This PBS NOVA episode is called Alien From Earth. It’s all about the exciting find of the so-called “hobbits” of Indonesia. These were metre-high, tiny-brained people, known scientifically as Homo floresiensis, which died out a few thousands years ago.
Do you believe in magic? If you are a member of Freethought Dayton, the answer is most likely “no.” But a lot of people do believe in magical, mystical thinking. In his recent book, Do You Believe in Magic: The Sense and Nonsense of Alternative Medicine, Paul A. Offit, MD, examines the world of supplements, megavitamins, chelation therapy, and fear of vaccines.

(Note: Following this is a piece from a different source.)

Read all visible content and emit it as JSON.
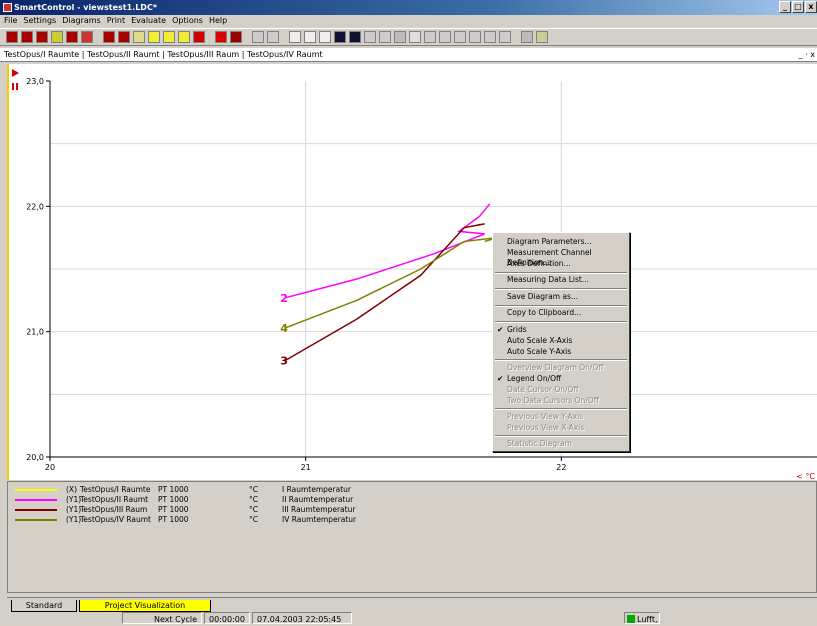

Nutritional supplements are an unregulated, $34 billion per year industry. While a few studies indicated some alternative therapies are beneficial, evidence is piling up that other herbal supplements and megadoses of certain vitamins may actually be harmful, not helpful, to your health. Standardized medicine is certainly not immune to corrections, but when a drug is found to have deleterious effects, it can be pulled from the market due to federal regulations. This process is much more difficult or impossible in an unregulated industry.
Vitamins and supplements are often touted as “natural,” which in common usage is interpreted as “beneficial and harmless.” Dr. Offit relates a story of purchasing a bottle of “natural vitamin E”:
“On the back, it said “3333% of the RDA” (recommended daily allowance). That is 33 times the recommended daily allowance. This one capsule was about maybe half the size of an almond. Almonds are an excellent source of vitamin E. You would have to eat 1650 almonds to get what was in that 1 capsule. How is that a natural thing to do?”
What do you think? Are supplements safe and harmless, or should they be regulated?
Watch the interview or read the transcript on Medscape.com here.
Check out the book here.